A category of artistic composition, as in music or
literature, characterized by similarities in form,
style, or subject matter.
Horror, romantic, comedy, action, western.
A subcategory within a particular genre:
drama – crime, soaps, medical, costumes
A medical drama is a television drama in which
events center upon a hospital, an ambulance
staff, or any medical area.
Medical/hospital dramas play on the human
fascination of witnessing horrific events.
They often share narrative similarities with
soaps but can also be more
informative/educational than soaps
Casualty, holby city, er
conventions between all medical
A convention is a widely accepted device used in
Setting – ambulance, hospital
Characters – doctors, nurses
Mis-en-scene – hospital clothes, props,
Narrative – experience for caring for patients
Conventions of Crime
Setting- Crime genre are set in a well known city or capital that is created to be a dangerous place
this is because there is a high crime rate there.
Characters- two crime solve discuss with each other are crime solvers, criminals, victims, family and
friends of victim.
Narrative- includes a crime that needs to be solved, at the end the crime is solved and criminal is
punished, lead characters will have a back story and include there personal life in the narrative,
there is also a mystery for the audience to solve.
Camera angles- the camera normally follows the detective who is solving the crime, there is close
ups and extreme close ups when the crime is on the verge of being solved or intense moments.
Lighting- the lighting is often dark when showing the criminal
Mis-en-scene - include guns, weapons, laboratory equipment, police cars/banners, magnifying glass
and newspapers, and the criminal is in dark clothes this is to stereotype of a criminal.
Music- monotone humming in the background to create tension towards the audience.
How do we know Crime is a TV
• Involves a crime and a criminal.
• Is a program not a film.
• Follows the different types of characters.
• The crime is always solved by the end of the
episode or series.
• Conventions that are found in soap operas
• Domestic themes and personal or family relationships occur
repeatedly between the characters.
• Setting – The setting of soap operas are usually set around a
small, central area where the soap opera is filmed.
• Central meeting points – These are points in the soap opera
where all the characters regularly go.
• Cliff hangers – These are used when a dramatic situation
happens in the soap but the end is not shown until the next
• Characters – these are used to allow for the audience to
relate to the situation and the help pilot the plot.
• On going – Series do not have a particular start or end as they usually run all year
• Scheduling – Soaps are usually scheduled for target audience and is usually shown
on specific days and specific times related to the target audience.
• Includes real life issues – things like death, birth and marriage are often shown to
Example are, eastenders, emmerdale, coronationstreetmake the soap as real as
Conventions of costume
• Any costume dramas are set in
• Costume dramas give the audience
a sense of how life in those days
were different to how life is today.
• Relies heavily on mise en scene due
to the costumes, props, lighting and
• Plotline usually concentrates on
love, family and relationships.
Costume TV dramas as usually based upon/or simply includes a
distinguished historical event that occurred.
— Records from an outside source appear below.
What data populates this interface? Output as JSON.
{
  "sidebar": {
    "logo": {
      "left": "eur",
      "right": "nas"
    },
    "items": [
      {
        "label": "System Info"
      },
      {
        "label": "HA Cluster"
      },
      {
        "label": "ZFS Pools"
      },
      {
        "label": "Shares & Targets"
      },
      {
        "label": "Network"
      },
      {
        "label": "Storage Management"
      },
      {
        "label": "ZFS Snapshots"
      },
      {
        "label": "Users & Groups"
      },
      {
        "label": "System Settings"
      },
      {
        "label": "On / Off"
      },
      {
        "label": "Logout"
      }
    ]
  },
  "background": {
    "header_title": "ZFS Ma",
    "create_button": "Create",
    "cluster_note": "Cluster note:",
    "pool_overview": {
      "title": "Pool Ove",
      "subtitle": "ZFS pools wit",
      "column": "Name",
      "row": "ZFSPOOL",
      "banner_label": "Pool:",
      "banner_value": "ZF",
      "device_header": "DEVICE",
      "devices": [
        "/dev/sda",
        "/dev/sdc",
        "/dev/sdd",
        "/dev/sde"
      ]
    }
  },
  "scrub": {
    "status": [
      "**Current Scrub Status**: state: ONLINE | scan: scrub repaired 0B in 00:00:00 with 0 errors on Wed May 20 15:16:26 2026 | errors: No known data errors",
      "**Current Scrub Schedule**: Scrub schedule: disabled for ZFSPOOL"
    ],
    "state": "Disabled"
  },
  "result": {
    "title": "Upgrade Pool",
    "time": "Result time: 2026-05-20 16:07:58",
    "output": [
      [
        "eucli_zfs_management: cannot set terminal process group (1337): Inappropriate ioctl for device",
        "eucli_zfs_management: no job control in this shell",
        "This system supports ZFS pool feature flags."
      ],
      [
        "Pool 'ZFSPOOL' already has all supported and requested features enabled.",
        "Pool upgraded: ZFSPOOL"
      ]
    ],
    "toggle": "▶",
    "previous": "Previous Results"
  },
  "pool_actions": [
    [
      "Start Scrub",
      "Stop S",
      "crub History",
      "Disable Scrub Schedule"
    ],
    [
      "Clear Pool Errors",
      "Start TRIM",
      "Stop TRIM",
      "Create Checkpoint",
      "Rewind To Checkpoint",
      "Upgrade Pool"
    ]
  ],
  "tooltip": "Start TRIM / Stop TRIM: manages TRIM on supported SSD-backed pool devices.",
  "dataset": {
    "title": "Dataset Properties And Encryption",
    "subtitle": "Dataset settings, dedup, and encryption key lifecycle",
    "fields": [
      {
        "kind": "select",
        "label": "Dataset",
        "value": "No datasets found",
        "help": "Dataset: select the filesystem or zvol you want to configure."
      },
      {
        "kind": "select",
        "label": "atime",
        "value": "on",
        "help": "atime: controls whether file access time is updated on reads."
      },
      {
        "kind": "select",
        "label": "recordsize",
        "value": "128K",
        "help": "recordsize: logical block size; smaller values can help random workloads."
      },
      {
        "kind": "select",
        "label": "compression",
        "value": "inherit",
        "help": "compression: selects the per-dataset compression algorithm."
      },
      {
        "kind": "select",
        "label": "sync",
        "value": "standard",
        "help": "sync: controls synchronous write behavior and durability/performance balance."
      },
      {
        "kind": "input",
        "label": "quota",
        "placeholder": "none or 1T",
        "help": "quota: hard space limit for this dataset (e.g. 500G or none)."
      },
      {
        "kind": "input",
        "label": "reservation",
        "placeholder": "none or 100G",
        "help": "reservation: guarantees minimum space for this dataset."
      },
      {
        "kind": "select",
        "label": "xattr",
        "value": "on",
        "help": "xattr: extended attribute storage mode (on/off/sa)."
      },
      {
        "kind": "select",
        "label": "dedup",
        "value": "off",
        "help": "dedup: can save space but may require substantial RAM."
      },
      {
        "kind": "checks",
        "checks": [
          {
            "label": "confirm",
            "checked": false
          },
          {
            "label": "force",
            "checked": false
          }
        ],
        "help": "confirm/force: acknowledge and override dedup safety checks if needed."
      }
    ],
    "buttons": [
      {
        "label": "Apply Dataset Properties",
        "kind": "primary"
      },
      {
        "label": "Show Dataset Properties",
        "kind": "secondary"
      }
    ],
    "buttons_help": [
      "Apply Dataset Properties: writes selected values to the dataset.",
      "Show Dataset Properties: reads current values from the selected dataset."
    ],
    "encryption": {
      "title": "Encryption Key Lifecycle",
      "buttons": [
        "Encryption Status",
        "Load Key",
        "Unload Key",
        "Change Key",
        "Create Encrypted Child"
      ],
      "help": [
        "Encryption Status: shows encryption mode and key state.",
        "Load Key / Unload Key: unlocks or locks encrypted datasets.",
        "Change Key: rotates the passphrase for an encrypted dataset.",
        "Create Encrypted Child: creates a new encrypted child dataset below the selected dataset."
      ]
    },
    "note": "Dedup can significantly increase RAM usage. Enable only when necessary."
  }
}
They also feature
characters from that historical event to clarify the event properly.
Downtown abbey, gladiator, spartacus
Russian theorist, Tzvetan Todorov, suggests that all narratives follow a three part
structure. They begin with equilibrium, where everything is balanced, progress as
something comes along to disrupt that equilibrium, and finally reach a resolution,
when equilibrium is restored this is used in the TV drama’s crime, medical and
Vladimir Propp, who came up with the theory that there are only a certain
number of characters, who appear in narratives. It is easy to spot the hero and
villain in most cases. Example is the hero who leads the narrative, is usually
looking for something to solve like a mystery.
Claude Levi-Strauss suggested that all narratives had to be by conflict that was
cause by a series of opposing forces. he called this the theory of Binary
Opposition, and it is used to describe how each narrative has its equal and
opposite. Examples include good/evil or poverty/wealth.